▸ **Items from an interface collection**
/---

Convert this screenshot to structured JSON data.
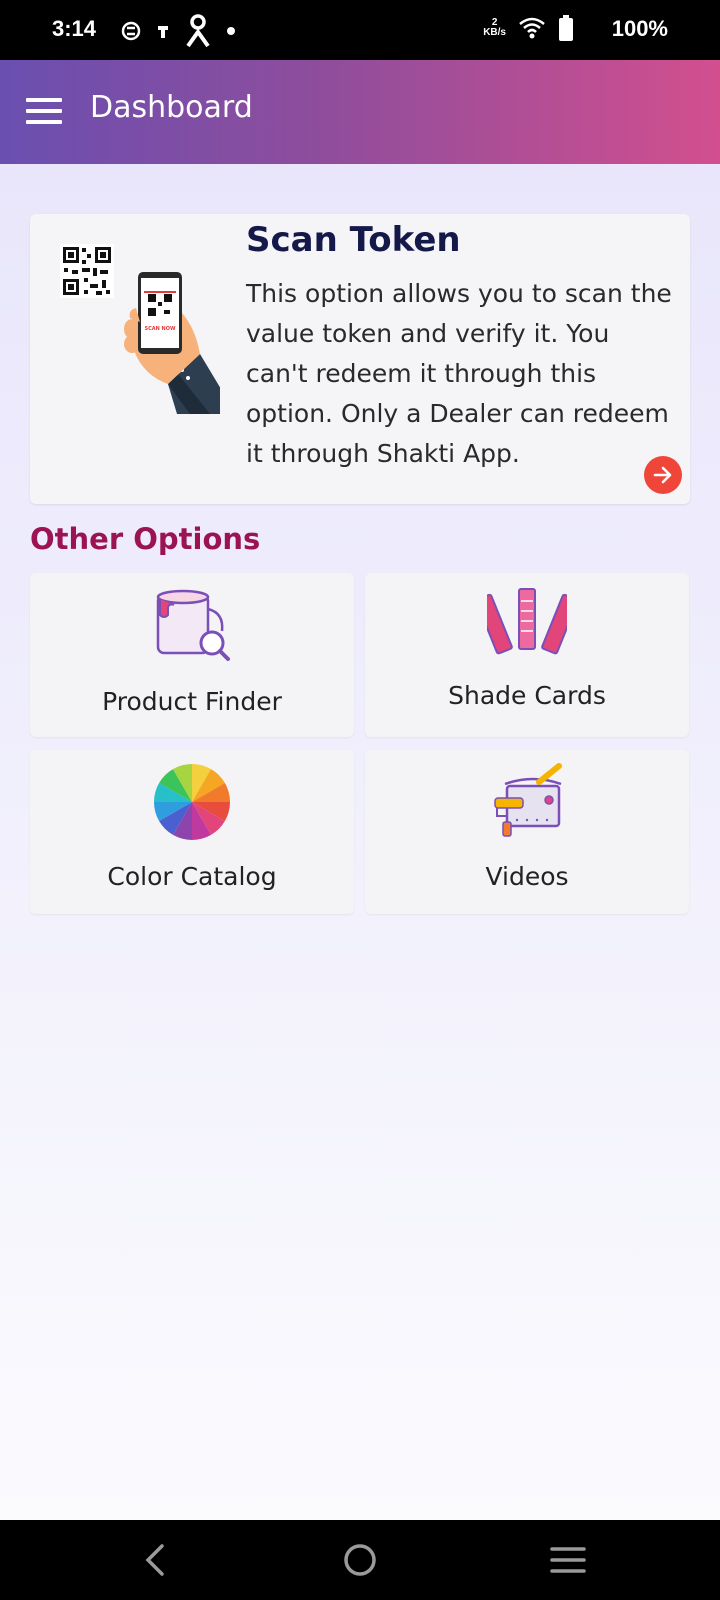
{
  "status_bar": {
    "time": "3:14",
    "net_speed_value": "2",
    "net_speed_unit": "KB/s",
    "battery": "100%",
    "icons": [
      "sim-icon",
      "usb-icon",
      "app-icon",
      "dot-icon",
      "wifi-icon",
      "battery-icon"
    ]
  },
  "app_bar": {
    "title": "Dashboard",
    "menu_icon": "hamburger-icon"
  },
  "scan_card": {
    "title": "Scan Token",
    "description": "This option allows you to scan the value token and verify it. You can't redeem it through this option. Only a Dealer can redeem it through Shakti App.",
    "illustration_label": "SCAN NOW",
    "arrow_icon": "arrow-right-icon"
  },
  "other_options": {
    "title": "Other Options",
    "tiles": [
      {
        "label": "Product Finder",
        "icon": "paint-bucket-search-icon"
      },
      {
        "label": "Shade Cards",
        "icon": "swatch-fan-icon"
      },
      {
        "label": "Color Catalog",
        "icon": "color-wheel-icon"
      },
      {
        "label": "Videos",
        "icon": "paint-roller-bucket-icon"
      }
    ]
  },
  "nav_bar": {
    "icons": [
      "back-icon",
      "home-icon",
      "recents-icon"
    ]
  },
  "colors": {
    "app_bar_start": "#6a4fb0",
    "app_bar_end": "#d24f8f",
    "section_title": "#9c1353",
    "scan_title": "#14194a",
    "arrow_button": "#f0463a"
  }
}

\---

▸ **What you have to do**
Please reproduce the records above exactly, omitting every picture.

▸ **Finished task**
Convert this screenshot to structured JSON data.
{
  "status_bar": {
    "time": "3:14",
    "net_speed_value": "2",
    "net_speed_unit": "KB/s",
    "battery": "100%",
    "icons": [
      "sim-icon",
      "usb-icon",
      "app-icon",
      "dot-icon",
      "wifi-icon",
      "battery-icon"
    ]
  },
  "app_bar": {
    "title": "Dashboard",
    "menu_icon": "hamburger-icon"
  },
  "scan_card": {
    "title": "Scan Token",
    "description": "This option allows you to scan the value token and verify it. You can't redeem it through this option. Only a Dealer can redeem it through Shakti App.",
    "illustration_label": "SCAN NOW",
    "arrow_icon": "arrow-right-icon"
  },
  "other_options": {
    "title": "Other Options",
    "tiles": [
      {
        "label": "Product Finder",
        "icon": "paint-bucket-search-icon"
      },
      {
        "label": "Shade Cards",
        "icon": "swatch-fan-icon"
      },
      {
        "label": "Color Catalog",
        "icon": "color-wheel-icon"
      },
      {
        "label": "Videos",
        "icon": "paint-roller-bucket-icon"
      }
    ]
  },
  "nav_bar": {
    "icons": [
      "back-icon",
      "home-icon",
      "recents-icon"
    ]
  },
  "colors": {
    "app_bar_start": "#6a4fb0",
    "app_bar_end": "#d24f8f",
    "section_title": "#9c1353",
    "scan_title": "#14194a",
    "arrow_button": "#f0463a"
  }
}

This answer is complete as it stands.